If the rumoured specifications are correct, the Tonga-based graphics cards will be able to replace not only the R9 280, but also the R9 280X graphics adapters. Keeping in mind that the Tonga chips are reportedly very energy-efficient, graphics cards on their base should be less expensive than graphics adapters based on the Tahiti GPU in general.
It is important to note that AMD’s Tonga GPU was initially rumoured to be a part of a fresh family of graphics processors based on the new GCN architecture. The family of desktop GPUs based on the new GCN was originally projected to include Maui high-end GPU, Iceland performance graphics chip as well as Tonga mainstream graphics processing unit. Since a GPU with 2048 stream processors cannot be an entry-level chip, it remains to be seen whether it will be the most powerful GPU of the new breed, or will be a new performance-mainstream offering from AMD.
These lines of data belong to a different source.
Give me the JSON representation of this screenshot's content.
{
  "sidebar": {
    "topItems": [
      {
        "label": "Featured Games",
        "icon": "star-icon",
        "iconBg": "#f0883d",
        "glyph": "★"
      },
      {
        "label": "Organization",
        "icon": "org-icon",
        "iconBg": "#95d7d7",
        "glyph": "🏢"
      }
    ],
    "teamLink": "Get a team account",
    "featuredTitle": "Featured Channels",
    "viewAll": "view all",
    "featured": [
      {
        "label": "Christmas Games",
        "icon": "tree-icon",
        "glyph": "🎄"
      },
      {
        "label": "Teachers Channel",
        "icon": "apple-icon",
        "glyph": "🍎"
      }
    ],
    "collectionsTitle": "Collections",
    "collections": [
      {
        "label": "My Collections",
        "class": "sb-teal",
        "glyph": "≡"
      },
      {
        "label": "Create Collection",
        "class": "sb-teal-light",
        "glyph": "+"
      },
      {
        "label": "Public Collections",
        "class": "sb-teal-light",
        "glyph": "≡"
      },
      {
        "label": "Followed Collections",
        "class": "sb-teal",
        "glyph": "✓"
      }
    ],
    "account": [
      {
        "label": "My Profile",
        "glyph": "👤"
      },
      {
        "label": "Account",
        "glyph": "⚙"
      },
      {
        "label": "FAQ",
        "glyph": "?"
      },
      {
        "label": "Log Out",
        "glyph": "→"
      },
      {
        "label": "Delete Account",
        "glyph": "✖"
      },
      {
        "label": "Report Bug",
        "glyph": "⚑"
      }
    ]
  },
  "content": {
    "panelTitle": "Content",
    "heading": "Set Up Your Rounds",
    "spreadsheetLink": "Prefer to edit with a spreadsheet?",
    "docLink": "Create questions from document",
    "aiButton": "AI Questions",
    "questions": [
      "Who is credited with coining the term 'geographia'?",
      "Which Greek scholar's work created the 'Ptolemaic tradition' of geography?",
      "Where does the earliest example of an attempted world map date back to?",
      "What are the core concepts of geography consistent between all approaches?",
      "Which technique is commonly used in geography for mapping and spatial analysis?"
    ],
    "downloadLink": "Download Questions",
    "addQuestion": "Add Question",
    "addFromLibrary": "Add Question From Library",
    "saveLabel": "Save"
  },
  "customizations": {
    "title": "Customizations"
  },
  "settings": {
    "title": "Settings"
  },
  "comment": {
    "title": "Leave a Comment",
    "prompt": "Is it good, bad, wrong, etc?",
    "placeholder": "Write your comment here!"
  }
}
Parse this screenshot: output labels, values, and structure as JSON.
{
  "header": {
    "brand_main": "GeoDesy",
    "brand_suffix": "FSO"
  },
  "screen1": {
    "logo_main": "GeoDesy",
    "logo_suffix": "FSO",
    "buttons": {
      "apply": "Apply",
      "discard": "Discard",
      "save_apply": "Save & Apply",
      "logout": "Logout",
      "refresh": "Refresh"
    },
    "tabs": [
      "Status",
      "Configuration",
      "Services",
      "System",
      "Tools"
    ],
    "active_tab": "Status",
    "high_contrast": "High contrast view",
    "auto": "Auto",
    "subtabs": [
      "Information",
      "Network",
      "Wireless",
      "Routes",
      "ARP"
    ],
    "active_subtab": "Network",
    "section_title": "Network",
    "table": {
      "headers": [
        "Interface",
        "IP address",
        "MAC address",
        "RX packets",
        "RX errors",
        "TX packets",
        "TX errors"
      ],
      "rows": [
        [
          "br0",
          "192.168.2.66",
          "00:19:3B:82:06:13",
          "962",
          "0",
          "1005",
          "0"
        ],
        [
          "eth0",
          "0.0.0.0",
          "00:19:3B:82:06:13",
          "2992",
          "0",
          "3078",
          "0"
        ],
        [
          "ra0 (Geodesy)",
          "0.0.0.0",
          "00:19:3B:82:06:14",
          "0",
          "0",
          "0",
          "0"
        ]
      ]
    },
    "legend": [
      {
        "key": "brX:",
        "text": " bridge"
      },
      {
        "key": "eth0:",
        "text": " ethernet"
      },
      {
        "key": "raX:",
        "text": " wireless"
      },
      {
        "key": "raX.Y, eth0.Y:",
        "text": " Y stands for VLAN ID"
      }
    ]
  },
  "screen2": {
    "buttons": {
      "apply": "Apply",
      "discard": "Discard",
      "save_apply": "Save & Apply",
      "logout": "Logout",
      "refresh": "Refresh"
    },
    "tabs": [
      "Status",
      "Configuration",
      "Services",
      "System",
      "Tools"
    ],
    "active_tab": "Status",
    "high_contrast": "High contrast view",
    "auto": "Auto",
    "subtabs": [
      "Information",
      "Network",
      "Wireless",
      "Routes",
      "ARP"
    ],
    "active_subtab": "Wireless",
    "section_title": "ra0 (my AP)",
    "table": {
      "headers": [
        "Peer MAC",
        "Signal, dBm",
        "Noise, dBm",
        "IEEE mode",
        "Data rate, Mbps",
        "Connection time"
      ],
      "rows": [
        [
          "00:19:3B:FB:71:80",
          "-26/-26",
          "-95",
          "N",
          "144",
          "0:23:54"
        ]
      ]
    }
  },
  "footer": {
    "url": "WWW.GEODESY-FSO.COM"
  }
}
AMD did not comment on the news-story.
Discuss on our Facebook page, HERE.
KitGuru Says: Since all the information about AMD’s Tonga GPU comes from unofficial sources, it looks rather unreliable and sometimes even illogical. It is completely unknown why AMD needs to release a graphics processor that will perform like an existing solution. It will not be significantly cheaper compared to the Tahiti GPU and it will also not be much faster in games (even if AMD manages to boost its clock-rates significantly compared to the Tahiti). Moreover, the current rumours do not reveal anything about the code-named Maui and the code-named Iceland offerings, which is rather strange too…